Don’t get me wrong. I do understand the very real aversion to the material aspect of the practice. The other day, I was taking a fun and advanced Vinyasa class with a good teacher. After about the 6th creative arm balance, I had the impression that we were acquiring yoga poses, the way we acquire material things. “Enough,” I thought. I felt full enough of yoga poses and was ready to be still and quiet. But I wouldn’t have felt that way without the body practice. There was too much on my mind. I needed the practice to discharge my “mental fluctuations.” Because although I have practiced for years, I’m still a beginner at this thing called life-throwing- me-obstacles.

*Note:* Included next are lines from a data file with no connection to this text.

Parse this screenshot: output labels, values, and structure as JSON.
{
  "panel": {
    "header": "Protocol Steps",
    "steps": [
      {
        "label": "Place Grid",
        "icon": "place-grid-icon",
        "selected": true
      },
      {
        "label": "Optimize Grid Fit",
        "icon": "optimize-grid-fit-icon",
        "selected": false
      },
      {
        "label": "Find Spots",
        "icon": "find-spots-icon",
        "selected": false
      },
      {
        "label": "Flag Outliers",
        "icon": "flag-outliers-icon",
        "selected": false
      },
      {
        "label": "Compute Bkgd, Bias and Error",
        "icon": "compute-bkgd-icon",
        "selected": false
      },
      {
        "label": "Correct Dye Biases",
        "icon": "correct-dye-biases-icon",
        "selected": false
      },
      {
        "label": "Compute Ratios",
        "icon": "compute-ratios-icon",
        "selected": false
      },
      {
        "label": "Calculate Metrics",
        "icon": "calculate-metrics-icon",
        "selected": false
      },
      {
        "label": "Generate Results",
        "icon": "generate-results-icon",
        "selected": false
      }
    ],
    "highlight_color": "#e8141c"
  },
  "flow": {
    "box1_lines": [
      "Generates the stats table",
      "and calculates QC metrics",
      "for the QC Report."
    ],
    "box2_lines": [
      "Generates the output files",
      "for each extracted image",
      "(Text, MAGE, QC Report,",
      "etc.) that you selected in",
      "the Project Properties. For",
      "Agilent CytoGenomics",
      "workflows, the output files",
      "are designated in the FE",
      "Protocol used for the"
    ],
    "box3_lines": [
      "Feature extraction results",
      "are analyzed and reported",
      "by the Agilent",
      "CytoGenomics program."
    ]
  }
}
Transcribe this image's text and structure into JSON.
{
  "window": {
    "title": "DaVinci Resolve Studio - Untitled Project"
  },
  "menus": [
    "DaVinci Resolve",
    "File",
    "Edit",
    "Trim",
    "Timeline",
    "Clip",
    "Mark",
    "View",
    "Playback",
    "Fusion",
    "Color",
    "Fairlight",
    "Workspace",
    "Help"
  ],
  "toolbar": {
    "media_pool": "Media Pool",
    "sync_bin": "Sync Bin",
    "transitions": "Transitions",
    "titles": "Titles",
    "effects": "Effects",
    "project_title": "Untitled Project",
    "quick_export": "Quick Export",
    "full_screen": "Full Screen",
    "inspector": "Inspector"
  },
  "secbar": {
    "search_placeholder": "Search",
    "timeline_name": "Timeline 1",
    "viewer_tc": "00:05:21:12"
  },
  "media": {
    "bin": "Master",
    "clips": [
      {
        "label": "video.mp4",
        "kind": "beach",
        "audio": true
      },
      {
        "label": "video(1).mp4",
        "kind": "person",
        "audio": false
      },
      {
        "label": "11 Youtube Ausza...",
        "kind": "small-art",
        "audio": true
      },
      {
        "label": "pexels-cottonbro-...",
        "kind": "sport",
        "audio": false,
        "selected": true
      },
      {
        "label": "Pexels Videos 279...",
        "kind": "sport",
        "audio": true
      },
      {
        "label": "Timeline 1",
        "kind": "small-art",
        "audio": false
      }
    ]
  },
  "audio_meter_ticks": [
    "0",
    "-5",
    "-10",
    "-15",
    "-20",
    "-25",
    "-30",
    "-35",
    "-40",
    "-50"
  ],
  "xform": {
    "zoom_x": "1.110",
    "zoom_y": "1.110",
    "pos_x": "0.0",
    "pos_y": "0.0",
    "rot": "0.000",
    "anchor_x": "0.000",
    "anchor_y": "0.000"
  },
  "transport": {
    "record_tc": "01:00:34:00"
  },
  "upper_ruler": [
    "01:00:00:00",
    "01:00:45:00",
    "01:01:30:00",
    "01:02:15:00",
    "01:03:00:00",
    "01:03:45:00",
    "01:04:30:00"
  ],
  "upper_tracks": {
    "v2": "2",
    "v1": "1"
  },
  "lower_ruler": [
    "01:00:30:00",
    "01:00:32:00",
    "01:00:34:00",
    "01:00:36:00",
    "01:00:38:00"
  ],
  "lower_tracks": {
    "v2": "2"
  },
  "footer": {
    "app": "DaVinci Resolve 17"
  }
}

Another important issue for the detractors of physical yoga to remember is this: people in the US are sedentary. We have lost our connection to hard physical labor, our bodies are yearning to be used to their potential. Not only is there an epidemic of obesity, but also of depression and anxiety. Hatha Yoga has been proven in several studies to help control the symptoms of depression and anxiety. People are flocking to yoga studios to ease their minds through the body, the breath and spirit, and in community. People want to reduce their personal suffering, and they do get immediate results through yoga practice.
What yoga teaches us is that our personal liberation, and transformation is tied to that of every other living creature. The way forward for yoga in America is to connect to each other through embodiment of our spiritual ideals.